THAAD missile battery

The THAAD battery typically operates nine launch vehicles each carrying eight missiles, with two mobile tactical operations centres (TOCs) and a ground-based radar (GBR).

THAAD missile information

The target object data and the predicted intercept point are downloaded to the missile prior to launch. The updated target and intercept data are also transmitted to the missile in flight.

The missile is 6.17m in length and is equipped with a single stage solid fuel rocket motor with thrust vectoring. The rocket motor is supplied by Pratt & Whitney Rocketdyne. The launch weight is 900kg.

A separation motor is installed at the interstage at the forward end of the booster section. The separation motor assists in the separation of the kinetic kill vehicle (KKV) and the spent boost motor.

Aerojet Rocketdyne delivered 600th Boost Motor and the Divert and Attitude Control System (DACS) for the THAAD system in June 2020.

The shroud separates from the KV before impact. The KV is equipped with a liquid-fuelled divert and attitude control system (DACS), developed by Pratt & Whitney Rocketdyne, for the terminal manoeuvring towards the target intercept point.

A gimbal-mounted infrared seeker module in the nose section provides terminal homing to close in on the target missile in the terminal phase of approach.

During the initial fly-out phase of flight, the seeker window is covered with a two-piece clamshell protection shroud. Metal bladders installed in the shroud are inflated to eject the protective shroud before the seeker initiates target acquisition. The infrared seeker head, developed by BAe Systems, is an indium antimonide (InSb) staring focal plane array operating in the mid-infrared 3μm to 5μm wavelength band.

M1075 truck-mounted launcher

There are nine M1075 truck-mounted launchers in a typical THAAD battery. Launch vehicle is a modified Oshkosh Truck Corporation heavy expanded mobility tactical truck with load-handling system (HEMTT-LHS). The 12m-long by 3.25m-wide launch vehicle carries ten missile launch containers. While on the launcher, lead acid batteries provide the primary power. The batteries are recharged with a low-noise generator.

After firing, reloading the launch vehicle takes 30 minutes.

Ground-based radar

The cueing for the THAAD system is provided by the Raytheon Systems AN/TPY-2 ground-based radar (GBR) for surveillance, threat classification and threat identification.

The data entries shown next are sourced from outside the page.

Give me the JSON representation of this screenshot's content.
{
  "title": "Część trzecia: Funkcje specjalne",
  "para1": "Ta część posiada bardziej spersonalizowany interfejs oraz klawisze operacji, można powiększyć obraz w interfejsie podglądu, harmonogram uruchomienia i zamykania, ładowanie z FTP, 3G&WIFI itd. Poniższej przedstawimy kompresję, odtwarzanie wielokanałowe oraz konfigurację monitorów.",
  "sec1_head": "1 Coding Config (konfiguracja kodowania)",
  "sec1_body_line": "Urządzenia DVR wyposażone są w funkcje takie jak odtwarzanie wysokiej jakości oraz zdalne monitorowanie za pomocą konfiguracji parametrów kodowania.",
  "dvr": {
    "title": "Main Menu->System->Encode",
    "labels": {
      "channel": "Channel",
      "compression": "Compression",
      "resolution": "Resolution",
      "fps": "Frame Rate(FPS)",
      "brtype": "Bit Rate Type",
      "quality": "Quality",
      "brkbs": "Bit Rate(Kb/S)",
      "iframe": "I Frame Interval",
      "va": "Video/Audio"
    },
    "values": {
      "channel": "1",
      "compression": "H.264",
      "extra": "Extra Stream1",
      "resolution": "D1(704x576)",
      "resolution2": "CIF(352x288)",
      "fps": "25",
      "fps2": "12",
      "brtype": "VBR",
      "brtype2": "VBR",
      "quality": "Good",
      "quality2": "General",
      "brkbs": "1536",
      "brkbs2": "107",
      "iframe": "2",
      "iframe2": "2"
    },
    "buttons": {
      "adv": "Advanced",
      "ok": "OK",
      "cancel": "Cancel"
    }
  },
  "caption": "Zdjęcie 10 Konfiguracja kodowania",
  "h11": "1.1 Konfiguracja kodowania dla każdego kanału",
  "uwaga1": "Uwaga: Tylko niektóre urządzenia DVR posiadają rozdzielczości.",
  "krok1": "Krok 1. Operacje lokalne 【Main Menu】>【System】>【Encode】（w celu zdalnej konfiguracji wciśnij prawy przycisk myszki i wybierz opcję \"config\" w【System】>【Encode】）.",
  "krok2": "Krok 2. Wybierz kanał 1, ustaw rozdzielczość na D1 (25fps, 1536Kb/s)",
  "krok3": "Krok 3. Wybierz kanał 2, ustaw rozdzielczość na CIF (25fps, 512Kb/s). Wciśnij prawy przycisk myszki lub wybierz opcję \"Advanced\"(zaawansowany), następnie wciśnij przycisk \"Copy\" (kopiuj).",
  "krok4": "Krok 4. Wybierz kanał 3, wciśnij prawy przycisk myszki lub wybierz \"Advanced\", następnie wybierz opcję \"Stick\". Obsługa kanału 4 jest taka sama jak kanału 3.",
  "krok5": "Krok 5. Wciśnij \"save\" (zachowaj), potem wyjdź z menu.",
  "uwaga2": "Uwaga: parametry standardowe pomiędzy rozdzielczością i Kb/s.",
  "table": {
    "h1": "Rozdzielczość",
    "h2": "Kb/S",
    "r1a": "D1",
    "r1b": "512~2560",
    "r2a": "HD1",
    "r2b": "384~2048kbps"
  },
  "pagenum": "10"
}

THAAD can also be cued by military surveillance satellites such as Brilliant Eyes.

The ground-based radar units are C-130 air transportable. The AN/TPY-2 radar uses a 9.2m² aperture full field of view antenna phased array operating at I and J bands (X band) and containing 25,344 solid-state microwave transmit and receive modules. The radar has the capability to acquire missile threats at ranges of up to 1,000km.

The first production radar was tested at the White Sands Missile Range in New Mexico. In September 2004, the THAAD radar tracked a tactical ballistic missile, cueing a successful intercept by a Patriot PAC-3 missile. A second radar was delivered to White Sands in June 2007.

The US Missile Defence Agency awarded a $2.3bn production contract to Raytheon for seven gallium nitride (GaN)-based AN/TPY-2 radars as a THAAD system component in June 2020.

Tactical operations centre

Each THAAD battery has two tactical operations centres (TOC). The TOC has been developed by Northrop Grumman, formerly Litton Data Systems Division. The TOC accommodates two operator stations and is equipped with three Hewlett-Packard HP-735 data processors.

Mobile BMC3I units

The THAAD system is able to ‘hand over’ targets to other defence systems and can cue the targets to other weapons. THAAD is able to interface to other US or allied air defence data information networks and to the battle management and command control and communications centre.

Northrop Grumman has been contracted to develop the THAAD BMC3I. The battle management and command, control, computers and intelligence (BMC3I) units are installed in hardened shelters mounted on high-mobility multi-wheeled vehicles (HMMWVs).

The THAAD communications system can use a joint tactical information distribution system (JTIDS), mobile subscriber equipment, a single channel ground and airborne radio system (SINCGARS) and the joint tactical terminal for voice and data communications and for intelligence data transfer.